TZ Determine the timezone. The job is submitted for execution at the time specified by timespec or -t time relative to the timezone specified by the TZ variable. If timespec specifies a timezone, it overrides TZ. If timespec does not specify a timezone and TZ is unset or NULL, an unspecified default timezone is used.

 

EXIT STATUS

The following exit values are returned:

0 The at utility successfully submitted, removed or listed a job or jobs.

>0 An error occurred, and the job will not be scheduled.

 

FILES

/usr/lib/cron/at.allow names of users, one per line, who are authorized access to the at and batch utilities

/usr/lib/cron/at.deny names of users, one per line, who are denied access to the at and batch utilities

 

ATTRIBUTES

See attributes(5) for descriptions of the following attributes:  

/usr/bin/at

ATTRIBUTE TYPEATTRIBUTE VALUE
AvailabilitySUNWcsu
CSINot enabled
Interface StabilityStandard

 

/usr/xpg4/bin/at

ATTRIBUTE TYPEATTRIBUTE VALUE
AvailabilitySUNWxcu4
CSINot enabled
Interface StabilityStandard

 

/usr/bin/batch

ATTRIBUTE TYPEATTRIBUTE VALUE
AvailabilitySUNWesu
CSIEnabled
Interface StabilityStandard

 

/usr/xpg4/bin/batch

ATTRIBUTE TYPEATTRIBUTE VALUE
AvailabilitySUNWxcu4
CSIEnabled
Interface StabilityStandard

 

SEE ALSO

auths(1), crontab(1), csh(1), date(1), ksh(1), sh(1), touch(1), ulimit(1), umask(1), cron(1M), getdate(3C), auth_attr(4), shadow(4), queuedefs(4), attributes(5), environ(5), standards(5)  

NOTES

Regardless of queue used, cron(1M) has a limit of 100 jobs in execution at any time.

There can be delays in cron at job execution. In some cases, these delays can compound to the point that cron job processing appears to be hung. All jobs are executed eventually. When the delays are excessive, the only workaround is to kill and restart cron.


 

Index

NAME
SYNOPSIS
DESCRIPTION
at
batch
OPTIONS
OPERANDS
USAGE
EXAMPLES
at
batch
ENVIRONMENT VARIABLES
EXIT STATUS
FILES
ATTRIBUTES
/usr/bin/at
/usr/xpg4/bin/at
/usr/bin/batch
/usr/xpg4/bin/batch
SEE ALSO
NOTES

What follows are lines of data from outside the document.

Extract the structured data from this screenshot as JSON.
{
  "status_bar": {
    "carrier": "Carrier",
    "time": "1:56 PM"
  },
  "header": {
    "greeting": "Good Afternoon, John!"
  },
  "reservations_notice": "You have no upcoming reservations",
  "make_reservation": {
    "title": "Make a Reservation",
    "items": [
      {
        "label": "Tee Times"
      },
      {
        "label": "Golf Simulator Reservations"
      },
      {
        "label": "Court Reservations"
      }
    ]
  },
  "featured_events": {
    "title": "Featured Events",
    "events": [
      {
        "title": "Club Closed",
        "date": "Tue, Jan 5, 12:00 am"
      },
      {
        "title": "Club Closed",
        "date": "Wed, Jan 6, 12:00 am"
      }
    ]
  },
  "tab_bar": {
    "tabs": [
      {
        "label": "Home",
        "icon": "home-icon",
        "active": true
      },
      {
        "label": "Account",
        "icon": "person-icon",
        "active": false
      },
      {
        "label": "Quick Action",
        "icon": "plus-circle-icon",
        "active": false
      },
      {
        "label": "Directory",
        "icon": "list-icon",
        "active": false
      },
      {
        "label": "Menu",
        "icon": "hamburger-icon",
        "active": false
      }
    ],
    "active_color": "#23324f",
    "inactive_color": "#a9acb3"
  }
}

This document was created by man2html, using the manual pages.
Time: 02:39:29 GMT, October 02, 2010